Health, Sports & Psychology
  • Video
  • 5 mins
  • Level 1: Introductory

Your child's phone is a junk food marketer

Updated Friday 21st July 2017
This article is a part of our 'Centre for Children and Young People's Health and Wellbeing' collection, and is filed under

There are some laws against marketing junk food to children and young people on television, but those rules don't apply online. So where do kids see junk food marketing online? Let's find out...

More like this

Ellen & Sasha: Is she anorexic? Copyrighted image Icon Copyright: BBC article icon

Health, Sports & Psychology 

Ellen & Sasha: Is she anorexic?

A housemate who cooks but doesn't eat? Can you say something without pressuring her?

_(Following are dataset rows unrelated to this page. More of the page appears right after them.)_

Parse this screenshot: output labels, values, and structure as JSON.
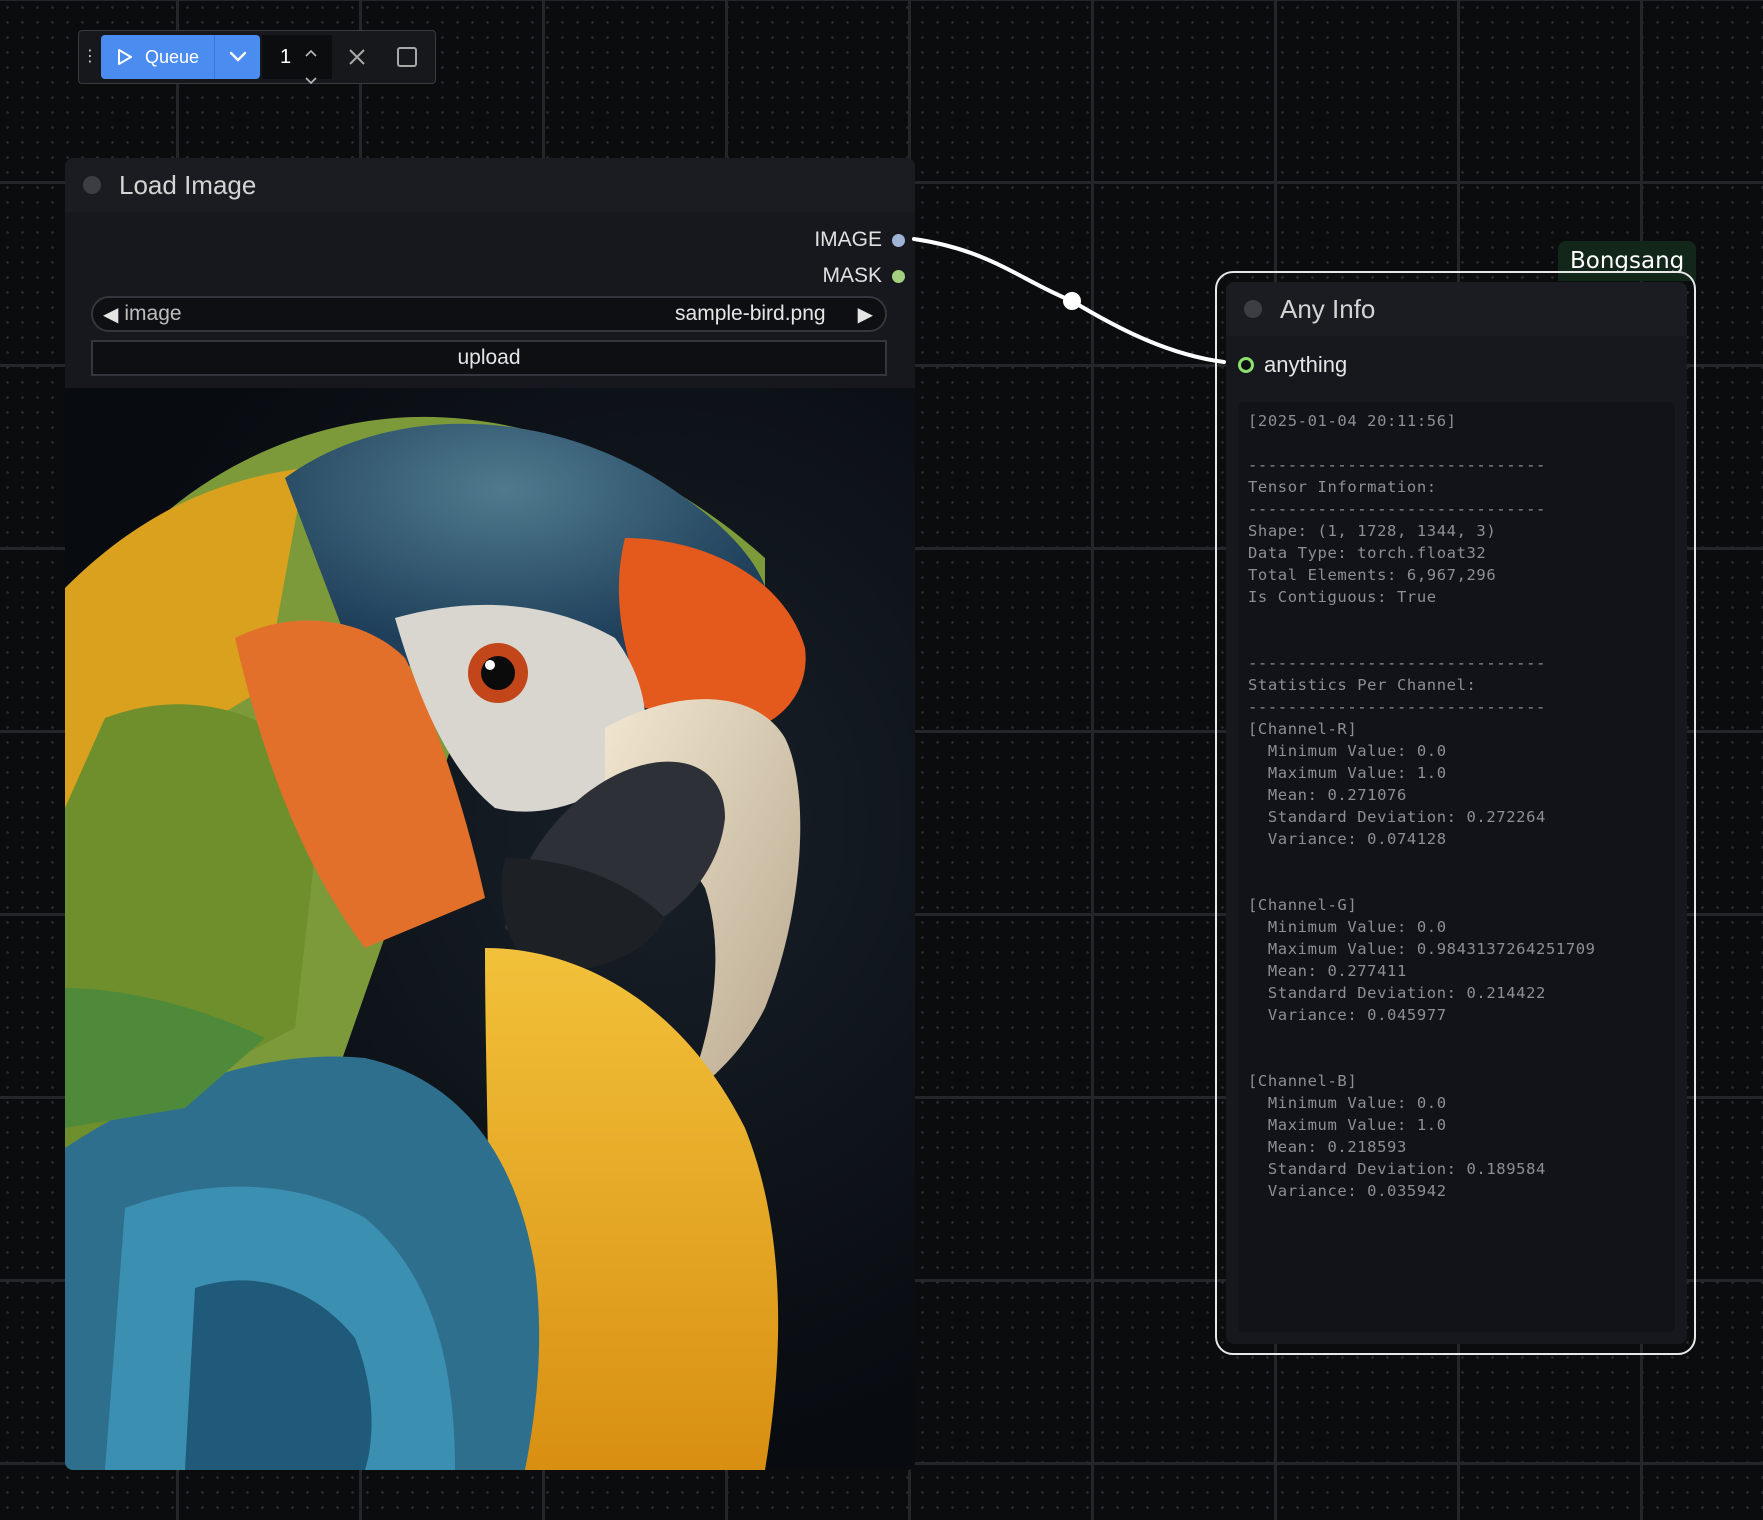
{
  "toolbar": {
    "drag_handle": "⋮",
    "queue_label": "Queue",
    "batch_count": "1"
  },
  "load_image_node": {
    "title": "Load Image",
    "outputs": [
      {
        "label": "IMAGE",
        "color": "#9fb3d4"
      },
      {
        "label": "MASK",
        "color": "#a3cf7e"
      }
    ],
    "image_widget": {
      "label": "image",
      "value": "sample-bird.png"
    },
    "upload_label": "upload"
  },
  "any_info_node": {
    "group_label": "Bongsang",
    "title": "Any Info",
    "input_label": "anything",
    "input_color": "#8ee06e",
    "info_text": "[2025-01-04 20:11:56]\n\n------------------------------\nTensor Information:\n------------------------------\nShape: (1, 1728, 1344, 3)\nData Type: torch.float32\nTotal Elements: 6,967,296\nIs Contiguous: True\n\n\n------------------------------\nStatistics Per Channel:\n------------------------------\n[Channel-R]\n  Minimum Value: 0.0\n  Maximum Value: 1.0\n  Mean: 0.271076\n  Standard Deviation: 0.272264\n  Variance: 0.074128\n\n\n[Channel-G]\n  Minimum Value: 0.0\n  Maximum Value: 0.9843137264251709\n  Mean: 0.277411\n  Standard Deviation: 0.214422\n  Variance: 0.045977\n\n\n[Channel-B]\n  Minimum Value: 0.0\n  Maximum Value: 1.0\n  Mean: 0.218593\n  Standard Deviation: 0.189584\n  Variance: 0.035942"
  },
  "colors": {
    "accent": "#4a8cf0",
    "wire": "#ffffff"
  }
}
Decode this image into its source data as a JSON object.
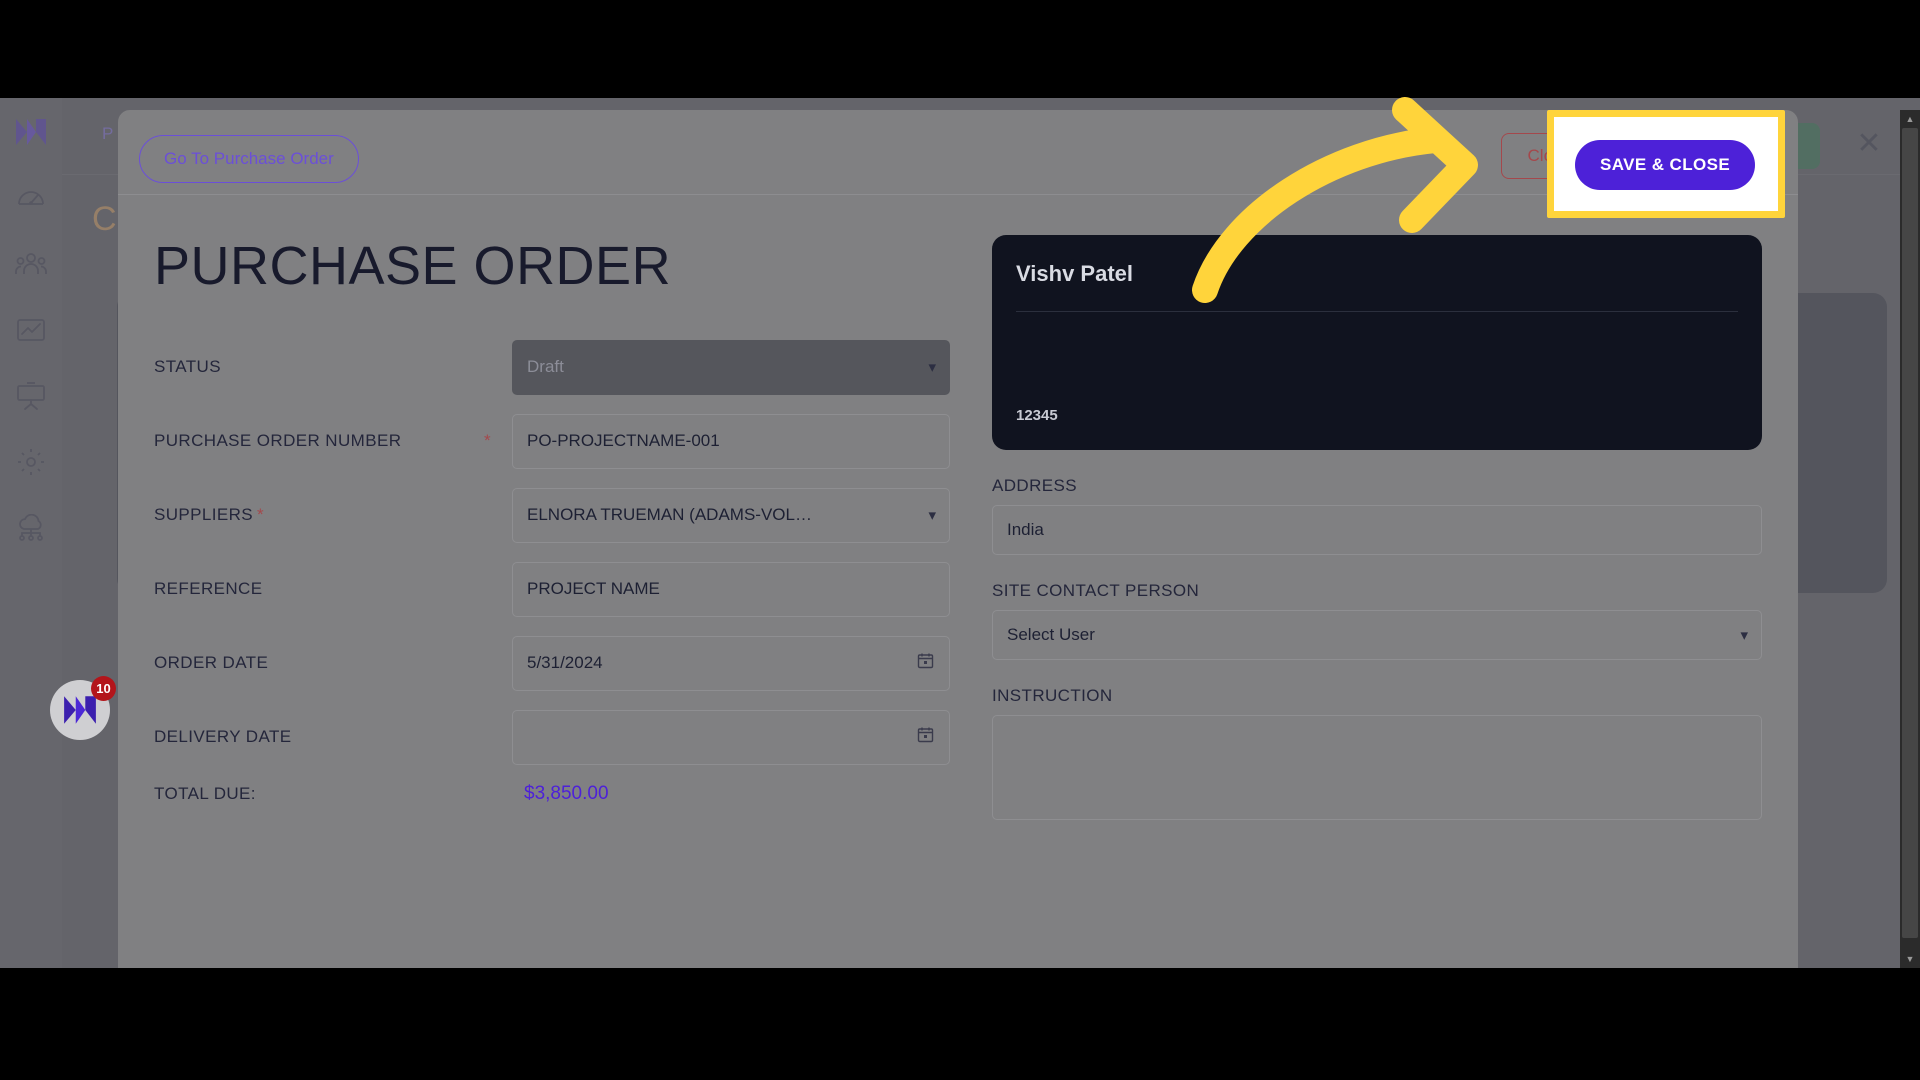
{
  "sidebar": {
    "items": [
      {
        "name": "logo",
        "icon": "brand-m-logo"
      },
      {
        "name": "dashboard",
        "icon": "speedometer-icon"
      },
      {
        "name": "team",
        "icon": "people-group-icon"
      },
      {
        "name": "analytics",
        "icon": "line-chart-icon"
      },
      {
        "name": "presentation",
        "icon": "presentation-board-icon"
      },
      {
        "name": "settings",
        "icon": "gear-icon"
      },
      {
        "name": "cloud",
        "icon": "cloud-network-icon"
      }
    ],
    "expander_glyph": "›"
  },
  "chat_bubble": {
    "badge_count": "10",
    "icon": "brand-m-logo"
  },
  "background": {
    "breadcrumb": "P",
    "title": "C",
    "close_icon": "✕"
  },
  "modal": {
    "header": {
      "go_to_purchase_order": "Go To Purchase Order",
      "close": "Close",
      "save_and_close": "SAVE & CLOSE"
    },
    "title": "PURCHASE ORDER",
    "fields": [
      {
        "label": "STATUS",
        "required": false,
        "type": "select",
        "value": "Draft",
        "disabled": true
      },
      {
        "label": "PURCHASE ORDER NUMBER",
        "required": true,
        "required_marker": "*",
        "type": "text",
        "value": "PO-PROJECTNAME-001"
      },
      {
        "label": "SUPPLIERS",
        "required": true,
        "required_marker": "*",
        "inline_marker": true,
        "type": "select",
        "value": "ELNORA TRUEMAN (ADAMS-VOL…"
      },
      {
        "label": "REFERENCE",
        "required": false,
        "type": "text",
        "value": "PROJECT NAME"
      },
      {
        "label": "ORDER DATE",
        "required": false,
        "type": "date",
        "value": "5/31/2024"
      },
      {
        "label": "DELIVERY DATE",
        "required": false,
        "type": "date",
        "value": ""
      }
    ],
    "total": {
      "label": "TOTAL DUE:",
      "value": "$3,850.00"
    },
    "supplier_card": {
      "name": "Vishv Patel",
      "number": "12345"
    },
    "right_fields": [
      {
        "label": "ADDRESS",
        "type": "text",
        "value": "India"
      },
      {
        "label": "SITE CONTACT PERSON",
        "type": "select",
        "value": "Select User"
      },
      {
        "label": "INSTRUCTION",
        "type": "textarea",
        "value": ""
      }
    ]
  },
  "annotation": {
    "arrow": "curved-arrow-right",
    "highlight_target": "SAVE & CLOSE"
  },
  "colors": {
    "accent_purple": "#4d21d8",
    "link_purple": "#6b4fd8",
    "danger_red": "#a4484c",
    "highlight_yellow": "#ffd43b",
    "card_dark": "#10131f"
  }
}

Children's participation Copyrighted image Icon Copyright: Used with permission free course icon Level 3 icon

Health, Sports & Psychology 

Children's participation

Article 12 of the UN Convention on the Rights of the Child introduced the right of children to have a say in issues affecting them. Although historic accounts demonstrate some children's willingness and ability to express an opinion pre-dating the UNCRC, a more visible emphasis on children's involvement and participation, particularly in the design and delivery of children's services, has been identified in its wake. In this free course, Children's participation, theory, practice guidelines and practitioner accounts are used to help the learner reflect on values and develop knowledge and skills for effective engagement and communication with groups of children in different contexts.

Free course
12 hrs

Health, Sports & Psychology 

Why ‘sugar-free’ is not recommended to be advertised to children – and may not be good for you

Should children be consuming artificial sweeteners? And, furthermore, what research supports or discourages the consumption of 'sugar-free' products?


Health, Sports & Psychology 

There is a biological reason why teenagers struggle to wake up early!

Schools and parents all over the world need to change how they treat teenagers says The Open University's Honorary Associate in Sleep, Circadian and Memory Neuroscience, Dr Paul Kelley.


For further information, take a look at our frequently asked questions which may give you the support you need.

Have a question?